RECORDS:
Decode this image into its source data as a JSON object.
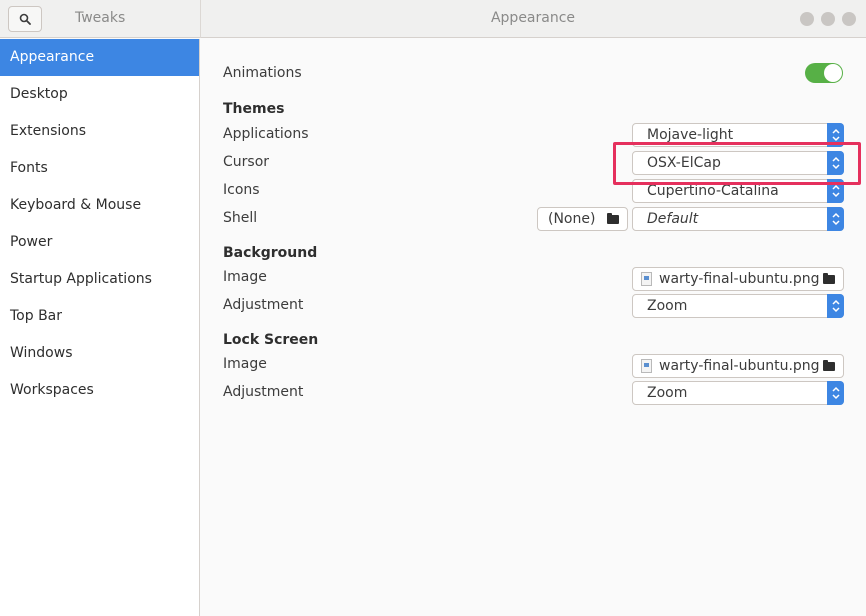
{
  "window": {
    "app_title": "Tweaks",
    "page_title": "Appearance"
  },
  "sidebar": {
    "items": [
      {
        "label": "Appearance",
        "active": true
      },
      {
        "label": "Desktop"
      },
      {
        "label": "Extensions"
      },
      {
        "label": "Fonts"
      },
      {
        "label": "Keyboard & Mouse"
      },
      {
        "label": "Power"
      },
      {
        "label": "Startup Applications"
      },
      {
        "label": "Top Bar"
      },
      {
        "label": "Windows"
      },
      {
        "label": "Workspaces"
      }
    ]
  },
  "main": {
    "animations": {
      "label": "Animations",
      "enabled": true
    },
    "themes": {
      "heading": "Themes",
      "applications": {
        "label": "Applications",
        "value": "Mojave-light"
      },
      "cursor": {
        "label": "Cursor",
        "value": "OSX-ElCap"
      },
      "icons": {
        "label": "Icons",
        "value": "Cupertino-Catalina"
      },
      "shell": {
        "label": "Shell",
        "file": "(None)",
        "value": "Default"
      }
    },
    "background": {
      "heading": "Background",
      "image": {
        "label": "Image",
        "value": "warty-final-ubuntu.png"
      },
      "adjustment": {
        "label": "Adjustment",
        "value": "Zoom"
      }
    },
    "lock_screen": {
      "heading": "Lock Screen",
      "image": {
        "label": "Image",
        "value": "warty-final-ubuntu.png"
      },
      "adjustment": {
        "label": "Adjustment",
        "value": "Zoom"
      }
    }
  },
  "colors": {
    "accent": "#3d86e3",
    "toggle_on": "#57b046",
    "highlight": "#e5305d"
  }
}
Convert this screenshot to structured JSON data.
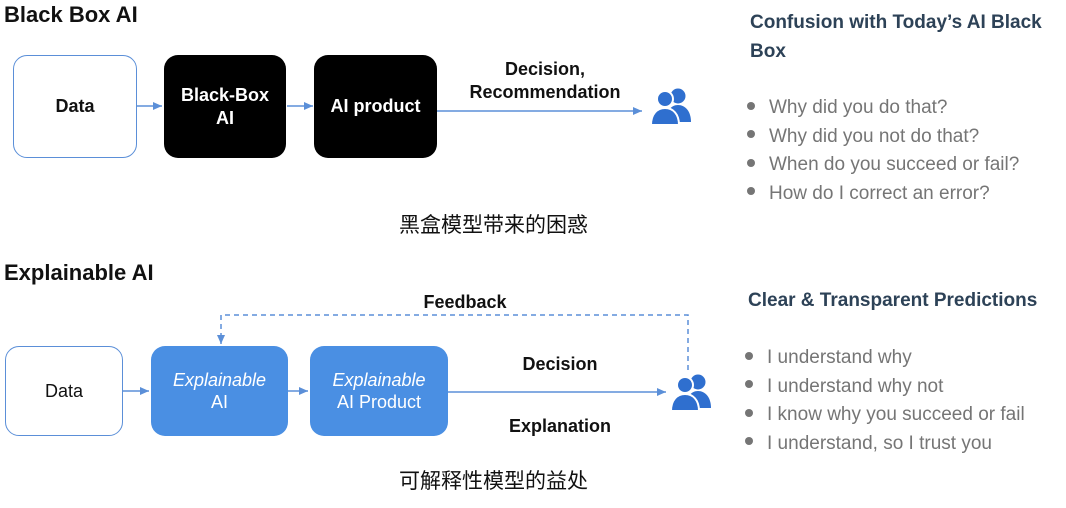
{
  "top": {
    "title": "Black Box AI",
    "nodes": {
      "data": "Data",
      "black_box": [
        "Black-Box",
        "AI"
      ],
      "product": "AI product"
    },
    "edge_label": [
      "Decision,",
      "Recommendation"
    ],
    "caption": "黑盒模型带来的困惑",
    "panel": {
      "title": [
        "Confusion with Today’s AI Black",
        "Box"
      ],
      "bullets": [
        "Why did you do that?",
        "Why did you not do that?",
        "When do you succeed or fail?",
        "How do I correct an error?"
      ]
    }
  },
  "bottom": {
    "title": "Explainable AI",
    "nodes": {
      "data": "Data",
      "explainable_ai": [
        "Explainable",
        "AI"
      ],
      "explainable_product": [
        "Explainable",
        "AI Product"
      ]
    },
    "feedback_label": "Feedback",
    "decision_label": "Decision",
    "explanation_label": "Explanation",
    "caption": "可解释性模型的益处",
    "panel": {
      "title": "Clear & Transparent Predictions",
      "bullets": [
        "I understand why",
        "I understand why not",
        "I know why you succeed or fail",
        "I understand, so I trust you"
      ]
    }
  },
  "colors": {
    "accent_blue": "#4a8fe3",
    "arrow": "#5b8fd8",
    "user_icon": "#2f6fcf",
    "panel_title": "#2d4257",
    "bullet_text": "#757575"
  },
  "icons": {
    "user": "users-icon"
  }
}
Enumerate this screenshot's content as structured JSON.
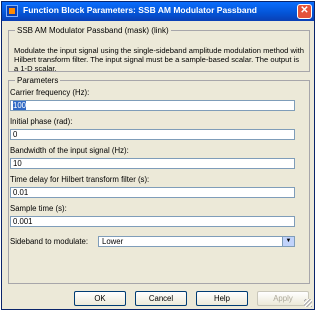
{
  "window": {
    "title": "Function Block Parameters: SSB AM Modulator Passband",
    "close_glyph": "✕"
  },
  "mask": {
    "legend": "SSB AM Modulator Passband (mask) (link)",
    "description": "Modulate the input signal using the single-sideband amplitude modulation method with Hilbert transform filter. The input signal must be a sample-based scalar. The output is a 1-D scalar."
  },
  "params": {
    "legend": "Parameters",
    "carrier_frequency": {
      "label": "Carrier frequency (Hz):",
      "value": "100"
    },
    "initial_phase": {
      "label": "Initial phase (rad):",
      "value": "0"
    },
    "bandwidth": {
      "label": "Bandwidth of the input signal (Hz):",
      "value": "10"
    },
    "time_delay": {
      "label": "Time delay for Hilbert transform filter (s):",
      "value": "0.01"
    },
    "sample_time": {
      "label": "Sample time (s):",
      "value": "0.001"
    },
    "sideband": {
      "label": "Sideband to modulate:",
      "value": "Lower"
    }
  },
  "buttons": {
    "ok": {
      "label": "OK"
    },
    "cancel": {
      "label": "Cancel"
    },
    "help": {
      "label": "Help"
    },
    "apply": {
      "label": "Apply"
    }
  },
  "icons": [
    "simulink-icon",
    "close-icon",
    "dropdown-arrow-icon",
    "resize-grip-icon"
  ]
}
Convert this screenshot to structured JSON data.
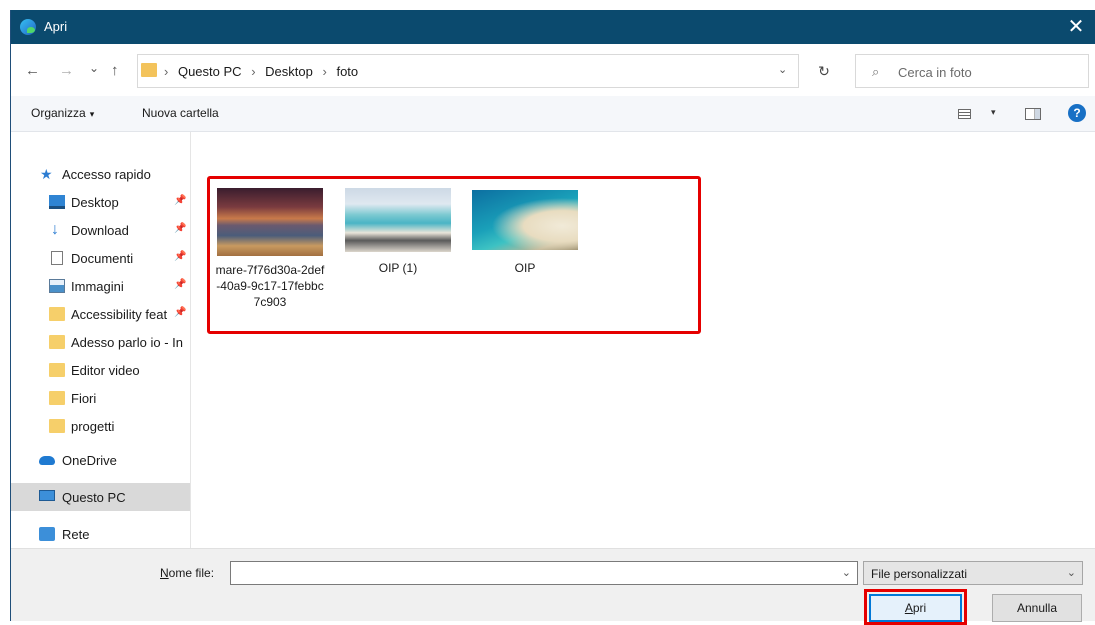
{
  "window": {
    "title": "Apri",
    "close_glyph": "✕"
  },
  "nav": {
    "back": "←",
    "forward": "→",
    "recent": "⌄",
    "up": "↑",
    "breadcrumb": [
      "Questo PC",
      "Desktop",
      "foto"
    ],
    "separator": "›",
    "dropdown": "⌄",
    "refresh": "↻",
    "search_placeholder": "Cerca in foto",
    "search_icon": "⌕"
  },
  "toolbar": {
    "organize": "Organizza",
    "organize_caret": "▾",
    "new_folder": "Nuova cartella",
    "view_caret": "▾",
    "help": "?"
  },
  "sidebar": {
    "items": [
      {
        "label": "Accesso rapido",
        "icon": "star-icon",
        "glyph": "★"
      },
      {
        "label": "Desktop",
        "icon": "desktop-icon",
        "pin": "📌"
      },
      {
        "label": "Download",
        "icon": "download-icon",
        "glyph": "↓",
        "pin": "📌"
      },
      {
        "label": "Documenti",
        "icon": "document-icon",
        "pin": "📌"
      },
      {
        "label": "Immagini",
        "icon": "pictures-icon",
        "pin": "📌"
      },
      {
        "label": "Accessibility feat",
        "icon": "folder-icon",
        "pin": "📌"
      },
      {
        "label": "Adesso parlo io - In",
        "icon": "folder-icon"
      },
      {
        "label": "Editor video",
        "icon": "folder-icon"
      },
      {
        "label": "Fiori",
        "icon": "folder-icon"
      },
      {
        "label": "progetti",
        "icon": "folder-icon"
      },
      {
        "label": "OneDrive",
        "icon": "onedrive-icon"
      },
      {
        "label": "Questo PC",
        "icon": "pc-icon",
        "selected": true
      },
      {
        "label": "Rete",
        "icon": "network-icon"
      }
    ]
  },
  "files": [
    {
      "name": "mare-7f76d30a-2def-40a9-9c17-17febbc7c903",
      "thumb": "sunset-beach"
    },
    {
      "name": "OIP (1)",
      "thumb": "beach-fence"
    },
    {
      "name": "OIP",
      "thumb": "aerial-beach"
    }
  ],
  "bottom": {
    "filename_label_u": "N",
    "filename_label_rest": "ome file:",
    "filename_value": "",
    "filename_dropdown": "⌄",
    "filter_value": "File personalizzati",
    "filter_dropdown": "⌄",
    "open_u": "A",
    "open_rest": "pri",
    "cancel": "Annulla"
  },
  "colors": {
    "titlebar": "#0b4a6e",
    "highlight": "#e50000",
    "selected": "#d9d9d9"
  }
}
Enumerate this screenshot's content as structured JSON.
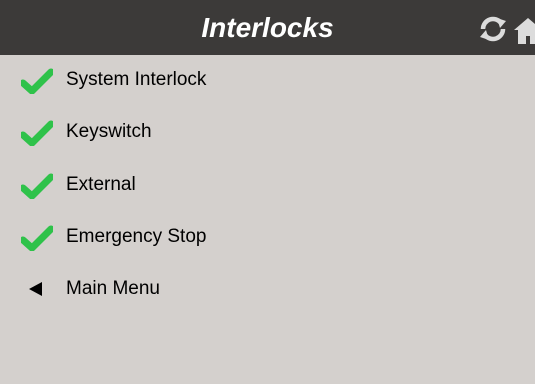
{
  "header": {
    "title": "Interlocks",
    "icons": [
      "refresh-icon",
      "home-icon"
    ]
  },
  "menu": {
    "items": [
      {
        "label": "System Interlock",
        "icon": "check-icon",
        "status": "ok"
      },
      {
        "label": "Keyswitch",
        "icon": "check-icon",
        "status": "ok"
      },
      {
        "label": "External",
        "icon": "check-icon",
        "status": "ok"
      },
      {
        "label": "Emergency Stop",
        "icon": "check-icon",
        "status": "ok"
      },
      {
        "label": "Main Menu",
        "icon": "back-arrow-icon"
      }
    ]
  },
  "colors": {
    "header_bg": "#3c3a39",
    "body_bg": "#d4d0cd",
    "check": "#2fc24a",
    "header_text": "#ffffff"
  }
}
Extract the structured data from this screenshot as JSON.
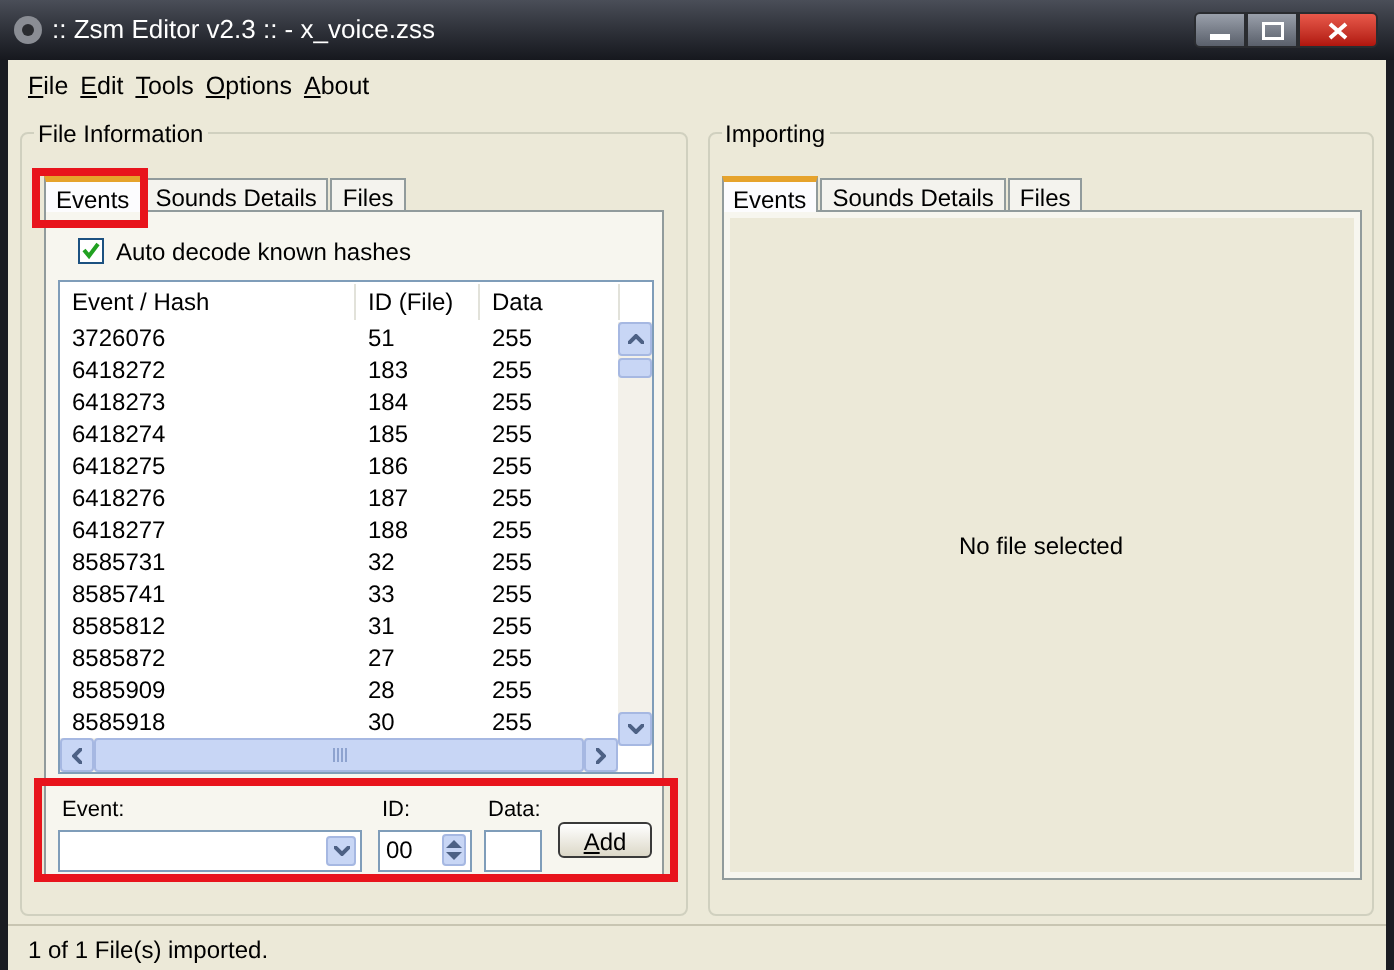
{
  "window": {
    "title": ":: Zsm Editor v2.3 :: - x_voice.zss"
  },
  "menu": [
    "File",
    "Edit",
    "Tools",
    "Options",
    "About"
  ],
  "file_information": {
    "title": "File Information",
    "tabs": [
      {
        "label": "Events",
        "selected": true,
        "highlight": true
      },
      {
        "label": "Sounds Details",
        "selected": false
      },
      {
        "label": "Files",
        "selected": false
      }
    ],
    "auto_decode": {
      "label": "Auto decode known hashes",
      "checked": true
    },
    "table": {
      "columns": [
        "Event / Hash",
        "ID (File)",
        "Data"
      ],
      "rows": [
        [
          "3726076",
          "51",
          "255"
        ],
        [
          "6418272",
          "183",
          "255"
        ],
        [
          "6418273",
          "184",
          "255"
        ],
        [
          "6418274",
          "185",
          "255"
        ],
        [
          "6418275",
          "186",
          "255"
        ],
        [
          "6418276",
          "187",
          "255"
        ],
        [
          "6418277",
          "188",
          "255"
        ],
        [
          "8585731",
          "32",
          "255"
        ],
        [
          "8585741",
          "33",
          "255"
        ],
        [
          "8585812",
          "31",
          "255"
        ],
        [
          "8585872",
          "27",
          "255"
        ],
        [
          "8585909",
          "28",
          "255"
        ],
        [
          "8585918",
          "30",
          "255"
        ]
      ]
    },
    "add_form": {
      "highlight": true,
      "event_label": "Event:",
      "id_label": "ID:",
      "id_value": "00",
      "data_label": "Data:",
      "add_button": "Add"
    }
  },
  "importing": {
    "title": "Importing",
    "tabs": [
      {
        "label": "Events",
        "selected": true
      },
      {
        "label": "Sounds Details",
        "selected": false
      },
      {
        "label": "Files",
        "selected": false
      }
    ],
    "message": "No file selected"
  },
  "status_bar": "1 of 1 File(s) imported."
}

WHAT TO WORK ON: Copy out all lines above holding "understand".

RESPONSE:
        "I understand why",
        "I understand why not",
        "I understand, so I trust you"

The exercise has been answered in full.